Condor refurbished the cabins on all of its Boeing 767-300 long-haul aircraft. All economy class and premium economy class seats were replaced with new seats from ZIM Flugsitz GmbH. Condor kept its successful Premium Economy Class with more legroom and added services. The new Business Class seats (Zodiac Aerospace) offer fully automated, angled-lie-flat seats capable of inclining to an angle of 170 degrees with a bed length of 1.80 metres (5 ft 11 in). The airline added seats in its new Business Class section from 18 to 30 seats on three of its Boeing 767 aircraft. New in-flight entertainment includes personal screens for all passengers throughout all three classes of service. Condor will implement the RAVE IFE technology of Zodiac In-flight Entertainment. On 27 June 2014, Condor completed the cabin refurbishment for all of its long-haul Boeing 767 aircraft.
In early 2017, Condor's CEO Ralf Teckentrup introduced a plan to cut operating costs by €40 million, because of the €14 million operating cost loss and the €1.4 billion revenue drop. The passenger numbers also dropped by 6%. Condor had also planned new routes to the United States for San Diego, New Orleans, and Pittsburgh; all flights are operated by the 767-300ER.
On 25 September 2019, Condor secured additional credit facilities of €380 million to keep flying, despite the collapse of the Thomas Cook Group. On the same day, a Frankfurt court authorised investor protection measures to allow Condor to be restructured. On 1 December 2019, the Frankfurt district formally opened these proceedings under the "Schutzschirmverfahren" (protective shield proceedings) clause with the liquidator, Lucas Flöther, requesting creditors to register their claims with him by 8 January 2020.
On 24 January 2020, Condor announced that PGL Polish Aviation Group would be buying Condor and the deal was expected to close in April 2020 once antitrust approvals are obtained. With this deal, PGL was expected to repay the bridge loan from Germany in full. Condor would have continued to operate under their current brand and management. However, on 2 April 2020, it was announced that the sale to LOT Polish Airlines had fallen through.
On 20 May 2021, Attestor Capital acquired 51% of the airline. It announced that it would provide 200 million euros of equity capital and will provide a further 250 million euros to modernise Condor's long-haul fleet. In July 2021, the European Commission found an aid package offered by the German State to Condor to be in line with EU State aid rules. The approval of the aid package worth in total of US$240 million, and restructuring support of US$378.7 million, was intended to enable Condor to return to viability.

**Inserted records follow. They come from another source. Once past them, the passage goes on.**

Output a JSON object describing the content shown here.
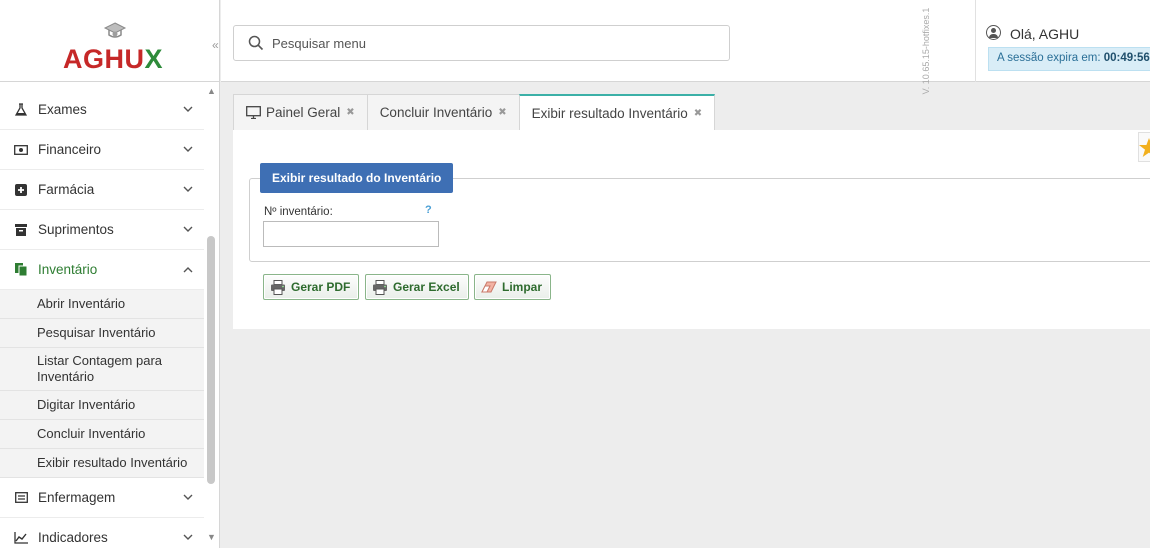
{
  "logo": {
    "text_main": "AGHU",
    "text_x": "X"
  },
  "sidebar": {
    "collapse_glyph": "«",
    "items": [
      {
        "label": "Exames",
        "icon": "flask-icon"
      },
      {
        "label": "Financeiro",
        "icon": "money-icon"
      },
      {
        "label": "Farmácia",
        "icon": "plus-square-icon"
      },
      {
        "label": "Suprimentos",
        "icon": "archive-icon"
      },
      {
        "label": "Inventário",
        "icon": "copy-icon",
        "expanded": true
      },
      {
        "label": "Enfermagem",
        "icon": "list-alt-icon"
      },
      {
        "label": "Indicadores",
        "icon": "line-chart-icon"
      }
    ],
    "inventario_subitems": [
      "Abrir Inventário",
      "Pesquisar Inventário",
      "Listar Contagem para Inventário",
      "Digitar Inventário",
      "Concluir Inventário",
      "Exibir resultado Inventário"
    ]
  },
  "search": {
    "placeholder": "Pesquisar menu",
    "value": ""
  },
  "version": "V. 10.65.15-hotfixes.1",
  "user": {
    "greeting": "Olá, AGHU",
    "session_label": "A sessão expira em:",
    "session_time": "00:49:56"
  },
  "tabs": [
    {
      "label": "Painel Geral",
      "icon": "monitor-icon",
      "active": false
    },
    {
      "label": "Concluir Inventário",
      "active": false
    },
    {
      "label": "Exibir resultado Inventário",
      "active": true
    }
  ],
  "form": {
    "legend": "Exibir resultado do Inventário",
    "inventory_label": "Nº inventário:",
    "help": "?",
    "inventory_value": ""
  },
  "buttons": {
    "pdf": "Gerar PDF",
    "excel": "Gerar Excel",
    "clear": "Limpar"
  },
  "colors": {
    "brand_red": "#c62828",
    "brand_green": "#2e8b3a",
    "active_menu": "#2e7d32",
    "legend_bg": "#3e6fb4",
    "tab_accent": "#3bb0a7",
    "session_bg": "#d9edf7"
  }
}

On 28 July 2021, the airline announced an order of 16 Airbus A330-900 to replace its current fleet of Boeing 767-300ER.
In April 2022, Condor announced a major change to its corporate design including a revised logo and an entirely new aircraft livery composed of distinctive stripes in bold colours over the entire fuselage, replacing the former Thomas Cook design.
On 25 July 2022, the airline announced an order of 13 Airbus A320neo and 28 Airbus A321neo to replace its existing fleet of Airbus A320 family and Boeing 757-300.